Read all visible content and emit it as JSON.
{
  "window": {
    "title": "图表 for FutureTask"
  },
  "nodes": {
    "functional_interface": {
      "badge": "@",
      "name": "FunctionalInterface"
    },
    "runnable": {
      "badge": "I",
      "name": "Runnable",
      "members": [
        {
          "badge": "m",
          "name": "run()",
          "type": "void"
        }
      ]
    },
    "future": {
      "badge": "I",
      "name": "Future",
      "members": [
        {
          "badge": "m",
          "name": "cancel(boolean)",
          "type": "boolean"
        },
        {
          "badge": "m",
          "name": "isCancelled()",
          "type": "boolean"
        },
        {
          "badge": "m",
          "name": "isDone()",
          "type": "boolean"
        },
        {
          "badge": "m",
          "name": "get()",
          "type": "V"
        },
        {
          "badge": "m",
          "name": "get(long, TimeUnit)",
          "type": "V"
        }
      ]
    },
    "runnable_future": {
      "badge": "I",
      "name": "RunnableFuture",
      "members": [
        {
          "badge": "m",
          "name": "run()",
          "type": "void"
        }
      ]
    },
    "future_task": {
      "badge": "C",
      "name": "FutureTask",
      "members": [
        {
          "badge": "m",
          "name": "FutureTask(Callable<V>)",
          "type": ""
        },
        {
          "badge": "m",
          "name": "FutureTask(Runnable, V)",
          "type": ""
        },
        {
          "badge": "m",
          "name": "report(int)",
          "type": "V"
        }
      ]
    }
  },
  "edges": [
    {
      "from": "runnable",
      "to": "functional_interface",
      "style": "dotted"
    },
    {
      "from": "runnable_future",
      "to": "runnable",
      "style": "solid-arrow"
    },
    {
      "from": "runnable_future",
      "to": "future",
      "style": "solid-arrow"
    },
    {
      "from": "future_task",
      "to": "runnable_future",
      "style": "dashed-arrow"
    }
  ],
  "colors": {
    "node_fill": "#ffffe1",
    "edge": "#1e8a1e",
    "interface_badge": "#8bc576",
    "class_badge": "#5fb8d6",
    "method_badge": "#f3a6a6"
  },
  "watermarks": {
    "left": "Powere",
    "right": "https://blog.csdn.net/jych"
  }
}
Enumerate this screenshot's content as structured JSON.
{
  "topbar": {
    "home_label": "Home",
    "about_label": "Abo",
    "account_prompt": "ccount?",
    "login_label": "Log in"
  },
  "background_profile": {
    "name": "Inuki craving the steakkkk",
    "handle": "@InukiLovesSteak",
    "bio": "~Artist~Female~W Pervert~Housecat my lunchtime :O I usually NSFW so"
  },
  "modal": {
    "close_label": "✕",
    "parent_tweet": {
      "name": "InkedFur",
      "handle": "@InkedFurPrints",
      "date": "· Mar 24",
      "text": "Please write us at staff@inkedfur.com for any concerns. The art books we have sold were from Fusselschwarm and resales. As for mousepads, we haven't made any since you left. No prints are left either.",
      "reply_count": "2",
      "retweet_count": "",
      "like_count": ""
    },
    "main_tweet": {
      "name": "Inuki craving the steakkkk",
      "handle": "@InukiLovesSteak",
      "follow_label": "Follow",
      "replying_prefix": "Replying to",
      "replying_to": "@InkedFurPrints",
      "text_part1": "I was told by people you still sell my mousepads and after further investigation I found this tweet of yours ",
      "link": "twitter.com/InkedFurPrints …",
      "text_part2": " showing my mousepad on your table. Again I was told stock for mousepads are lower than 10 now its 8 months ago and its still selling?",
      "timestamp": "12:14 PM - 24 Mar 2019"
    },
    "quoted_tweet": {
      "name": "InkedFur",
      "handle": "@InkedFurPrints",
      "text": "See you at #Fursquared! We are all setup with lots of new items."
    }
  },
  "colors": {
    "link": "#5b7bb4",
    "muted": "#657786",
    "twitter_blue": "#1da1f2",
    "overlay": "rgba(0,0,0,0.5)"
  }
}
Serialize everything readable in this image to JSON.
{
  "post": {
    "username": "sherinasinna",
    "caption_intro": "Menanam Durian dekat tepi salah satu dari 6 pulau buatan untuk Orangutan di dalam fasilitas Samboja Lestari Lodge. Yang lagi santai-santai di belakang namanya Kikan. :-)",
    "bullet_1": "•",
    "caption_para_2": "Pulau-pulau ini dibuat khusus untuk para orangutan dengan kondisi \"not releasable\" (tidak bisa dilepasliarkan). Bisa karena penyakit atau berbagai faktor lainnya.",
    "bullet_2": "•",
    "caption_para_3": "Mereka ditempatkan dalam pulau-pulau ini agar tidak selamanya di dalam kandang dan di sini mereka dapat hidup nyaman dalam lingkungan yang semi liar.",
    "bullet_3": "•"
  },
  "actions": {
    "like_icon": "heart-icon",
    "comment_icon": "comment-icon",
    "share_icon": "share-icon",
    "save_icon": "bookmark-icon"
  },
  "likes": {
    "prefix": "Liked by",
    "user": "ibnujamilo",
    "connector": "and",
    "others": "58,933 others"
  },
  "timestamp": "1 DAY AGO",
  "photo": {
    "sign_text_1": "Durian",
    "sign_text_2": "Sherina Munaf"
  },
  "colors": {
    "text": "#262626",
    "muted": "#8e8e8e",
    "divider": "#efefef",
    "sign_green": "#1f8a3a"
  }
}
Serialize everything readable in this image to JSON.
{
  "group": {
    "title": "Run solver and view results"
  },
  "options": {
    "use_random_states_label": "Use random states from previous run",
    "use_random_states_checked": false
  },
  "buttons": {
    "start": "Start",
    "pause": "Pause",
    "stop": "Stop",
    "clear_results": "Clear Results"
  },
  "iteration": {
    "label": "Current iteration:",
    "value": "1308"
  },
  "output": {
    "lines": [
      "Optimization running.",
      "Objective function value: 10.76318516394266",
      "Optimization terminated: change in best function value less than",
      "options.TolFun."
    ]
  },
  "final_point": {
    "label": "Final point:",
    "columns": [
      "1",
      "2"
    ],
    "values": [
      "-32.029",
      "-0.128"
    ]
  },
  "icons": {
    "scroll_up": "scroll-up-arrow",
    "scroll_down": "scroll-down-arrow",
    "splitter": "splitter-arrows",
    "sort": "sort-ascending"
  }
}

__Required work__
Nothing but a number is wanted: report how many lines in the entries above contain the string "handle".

__Answer box__
4